THE TASK:
Please retype the data below line for line and leave out every picture.

----------

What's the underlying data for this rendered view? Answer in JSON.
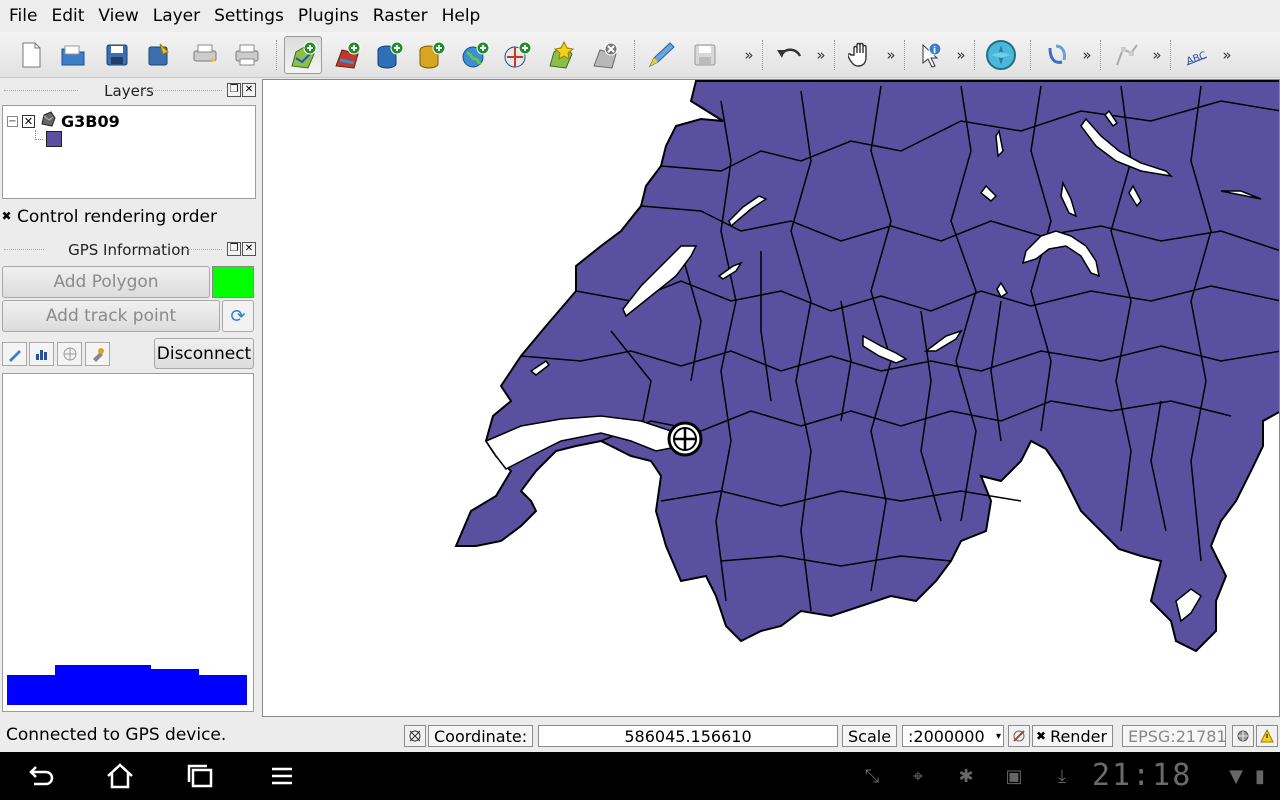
{
  "menu": [
    "File",
    "Edit",
    "View",
    "Layer",
    "Settings",
    "Plugins",
    "Raster",
    "Help"
  ],
  "toolbar": {
    "more_glyph": "»"
  },
  "layers_panel": {
    "title": "Layers",
    "layer_name": "G3B09",
    "layer_color": "#5b4fa0"
  },
  "control_rendering_order": "Control rendering order",
  "gps_panel": {
    "title": "GPS Information",
    "add_polygon": "Add Polygon",
    "add_track_point": "Add track point",
    "disconnect": "Disconnect",
    "polygon_color": "#00ff00",
    "graph_color": "#0000ff"
  },
  "status": {
    "message": "Connected to GPS device.",
    "coordinate_label": "Coordinate:",
    "coordinate_value": "586045.156610",
    "scale_label": "Scale",
    "scale_value": ":2000000",
    "render_label": "Render",
    "crs": "EPSG:21781"
  },
  "system": {
    "clock": "21:18"
  },
  "map": {
    "fill_color": "#5b4fa0"
  }
}
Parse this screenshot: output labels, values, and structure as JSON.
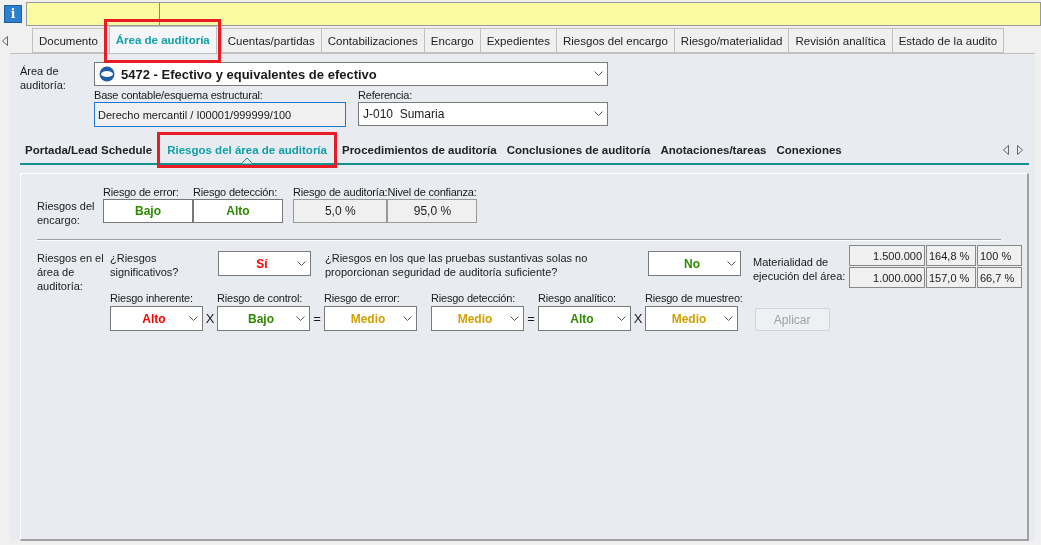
{
  "info_icon": "i",
  "tabs": [
    {
      "label": "Documento",
      "selected": false,
      "highlighted": false
    },
    {
      "label": "Área de auditoría",
      "selected": true,
      "highlighted": true
    },
    {
      "label": "Cuentas/partidas",
      "selected": false,
      "highlighted": false
    },
    {
      "label": "Contabilizaciones",
      "selected": false,
      "highlighted": false
    },
    {
      "label": "Encargo",
      "selected": false,
      "highlighted": false
    },
    {
      "label": "Expedientes",
      "selected": false,
      "highlighted": false
    },
    {
      "label": "Riesgos del encargo",
      "selected": false,
      "highlighted": false
    },
    {
      "label": "Riesgo/materialidad",
      "selected": false,
      "highlighted": false
    },
    {
      "label": "Revisión analítica",
      "selected": false,
      "highlighted": false
    },
    {
      "label": "Estado de la audito",
      "selected": false,
      "highlighted": false
    }
  ],
  "area": {
    "label": "Área de auditoría:",
    "value": "5472 - Efectivo y equivalentes de efectivo"
  },
  "base": {
    "label": "Base contable/esquema estructural:",
    "value": "Derecho mercantil / I00001/999999/100"
  },
  "referencia": {
    "label": "Referencia:",
    "value": "J-010  Sumaria"
  },
  "subtabs": [
    {
      "label": "Portada/Lead Schedule",
      "selected": false,
      "highlighted": false
    },
    {
      "label": "Riesgos del área de auditoría",
      "selected": true,
      "highlighted": true
    },
    {
      "label": "Procedimientos de auditoría",
      "selected": false,
      "highlighted": false
    },
    {
      "label": "Conclusiones de auditoría",
      "selected": false,
      "highlighted": false
    },
    {
      "label": "Anotaciones/tareas",
      "selected": false,
      "highlighted": false
    },
    {
      "label": "Conexiones",
      "selected": false,
      "highlighted": false
    }
  ],
  "engagement_risks": {
    "label": "Riesgos del encargo:",
    "fields": [
      {
        "kind": "rating",
        "label": "Riesgo de error:",
        "value": "Bajo",
        "color": "#2e8b00"
      },
      {
        "kind": "rating",
        "label": "Riesgo detección:",
        "value": "Alto",
        "color": "#2e8b00"
      },
      {
        "kind": "readonly",
        "label": "Riesgo de auditoría:",
        "value": "5,0 %"
      },
      {
        "kind": "readonly",
        "label": "Nivel de confianza:",
        "value": "95,0 %"
      }
    ]
  },
  "area_risks": {
    "label": "Riesgos en el área de auditoría:",
    "significant": {
      "label": "¿Riesgos significativos?",
      "value": "Sí",
      "color": "#ff0000"
    },
    "substantive": {
      "label": "¿Riesgos en los que las pruebas sustantivas solas no proporcionan seguridad de auditoría suficiente?",
      "value": "No",
      "color": "#2e8b00"
    },
    "materiality": {
      "label": "Materialidad de ejecución del área:",
      "rows": [
        [
          "1.500.000",
          "164,8 %",
          "100 %"
        ],
        [
          "1.000.000",
          "157,0 %",
          "66,7 %"
        ]
      ]
    },
    "chain": [
      {
        "label": "Riesgo inherente:",
        "value": "Alto",
        "color": "#ff0000"
      },
      {
        "label": "Riesgo de control:",
        "value": "Bajo",
        "color": "#2e8b00",
        "operator": "X"
      },
      {
        "label": "Riesgo de error:",
        "value": "Medio",
        "color": "#d4a000",
        "operator": "="
      },
      {
        "label": "Riesgo detección:",
        "value": "Medio",
        "color": "#d4a000"
      },
      {
        "label": "Riesgo analítico:",
        "value": "Alto",
        "color": "#2e8b00",
        "operator": "="
      },
      {
        "label": "Riesgo de muestreo:",
        "value": "Medio",
        "color": "#d4a000",
        "operator": "X"
      }
    ],
    "apply_button": {
      "label": "Aplicar",
      "disabled": true
    }
  }
}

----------

WRITTEN ANSWER:
What's the underlying data for this rendered view? Answer in JSON.
{
  "menu": [
    "File",
    "Edit",
    "View",
    "Layer",
    "Settings",
    "Plugins",
    "Raster",
    "Help"
  ],
  "toolbar": {
    "more_glyph": "»"
  },
  "layers_panel": {
    "title": "Layers",
    "layer_name": "G3B09",
    "layer_color": "#5b4fa0"
  },
  "control_rendering_order": "Control rendering order",
  "gps_panel": {
    "title": "GPS Information",
    "add_polygon": "Add Polygon",
    "add_track_point": "Add track point",
    "disconnect": "Disconnect",
    "polygon_color": "#00ff00",
    "graph_color": "#0000ff"
  },
  "status": {
    "message": "Connected to GPS device.",
    "coordinate_label": "Coordinate:",
    "coordinate_value": "586045.156610",
    "scale_label": "Scale",
    "scale_value": ":2000000",
    "render_label": "Render",
    "crs": "EPSG:21781"
  },
  "system": {
    "clock": "21:18"
  },
  "map": {
    "fill_color": "#5b4fa0"
  }
}
Parse this screenshot: output labels, values, and structure as JSON.
{
  "info_icon": "i",
  "tabs": [
    {
      "label": "Documento",
      "selected": false,
      "highlighted": false
    },
    {
      "label": "Área de auditoría",
      "selected": true,
      "highlighted": true
    },
    {
      "label": "Cuentas/partidas",
      "selected": false,
      "highlighted": false
    },
    {
      "label": "Contabilizaciones",
      "selected": false,
      "highlighted": false
    },
    {
      "label": "Encargo",
      "selected": false,
      "highlighted": false
    },
    {
      "label": "Expedientes",
      "selected": false,
      "highlighted": false
    },
    {
      "label": "Riesgos del encargo",
      "selected": false,
      "highlighted": false
    },
    {
      "label": "Riesgo/materialidad",
      "selected": false,
      "highlighted": false
    },
    {
      "label": "Revisión analítica",
      "selected": false,
      "highlighted": false
    },
    {
      "label": "Estado de la audito",
      "selected": false,
      "highlighted": false
    }
  ],
  "area": {
    "label": "Área de auditoría:",
    "value": "5472 - Efectivo y equivalentes de efectivo"
  },
  "base": {
    "label": "Base contable/esquema estructural:",
    "value": "Derecho mercantil / I00001/999999/100"
  },
  "referencia": {
    "label": "Referencia:",
    "value": "J-010  Sumaria"
  },
  "subtabs": [
    {
      "label": "Portada/Lead Schedule",
      "selected": false,
      "highlighted": false
    },
    {
      "label": "Riesgos del área de auditoría",
      "selected": true,
      "highlighted": true
    },
    {
      "label": "Procedimientos de auditoría",
      "selected": false,
      "highlighted": false
    },
    {
      "label": "Conclusiones de auditoría",
      "selected": false,
      "highlighted": false
    },
    {
      "label": "Anotaciones/tareas",
      "selected": false,
      "highlighted": false
    },
    {
      "label": "Conexiones",
      "selected": false,
      "highlighted": false
    }
  ],
  "engagement_risks": {
    "label": "Riesgos del encargo:",
    "fields": [
      {
        "kind": "rating",
        "label": "Riesgo de error:",
        "value": "Bajo",
        "color": "#2e8b00"
      },
      {
        "kind": "rating",
        "label": "Riesgo detección:",
        "value": "Alto",
        "color": "#2e8b00"
      },
      {
        "kind": "readonly",
        "label": "Riesgo de auditoría:",
        "value": "5,0 %"
      },
      {
        "kind": "readonly",
        "label": "Nivel de confianza:",
        "value": "95,0 %"
      }
    ]
  },
  "area_risks": {
    "label": "Riesgos en el área de auditoría:",
    "significant": {
      "label": "¿Riesgos significativos?",
      "value": "Sí",
      "color": "#ff0000"
    },
    "substantive": {
      "label": "¿Riesgos en los que las pruebas sustantivas solas no proporcionan seguridad de auditoría suficiente?",
      "value": "No",
      "color": "#2e8b00"
    },
    "materiality": {
      "label": "Materialidad de ejecución del área:",
      "rows": [
        [
          "1.500.000",
          "164,8 %",
          "100 %"
        ],
        [
          "1.000.000",
          "157,0 %",
          "66,7 %"
        ]
      ]
    },
    "chain": [
      {
        "label": "Riesgo inherente:",
        "value": "Alto",
        "color": "#ff0000"
      },
      {
        "label": "Riesgo de control:",
        "value": "Bajo",
        "color": "#2e8b00",
        "operator": "X"
      },
      {
        "label": "Riesgo de error:",
        "value": "Medio",
        "color": "#d4a000",
        "operator": "="
      },
      {
        "label": "Riesgo detección:",
        "value": "Medio",
        "color": "#d4a000"
      },
      {
        "label": "Riesgo analítico:",
        "value": "Alto",
        "color": "#2e8b00",
        "operator": "="
      },
      {
        "label": "Riesgo de muestreo:",
        "value": "Medio",
        "color": "#d4a000",
        "operator": "X"
      }
    ],
    "apply_button": {
      "label": "Aplicar",
      "disabled": true
    }
  }
}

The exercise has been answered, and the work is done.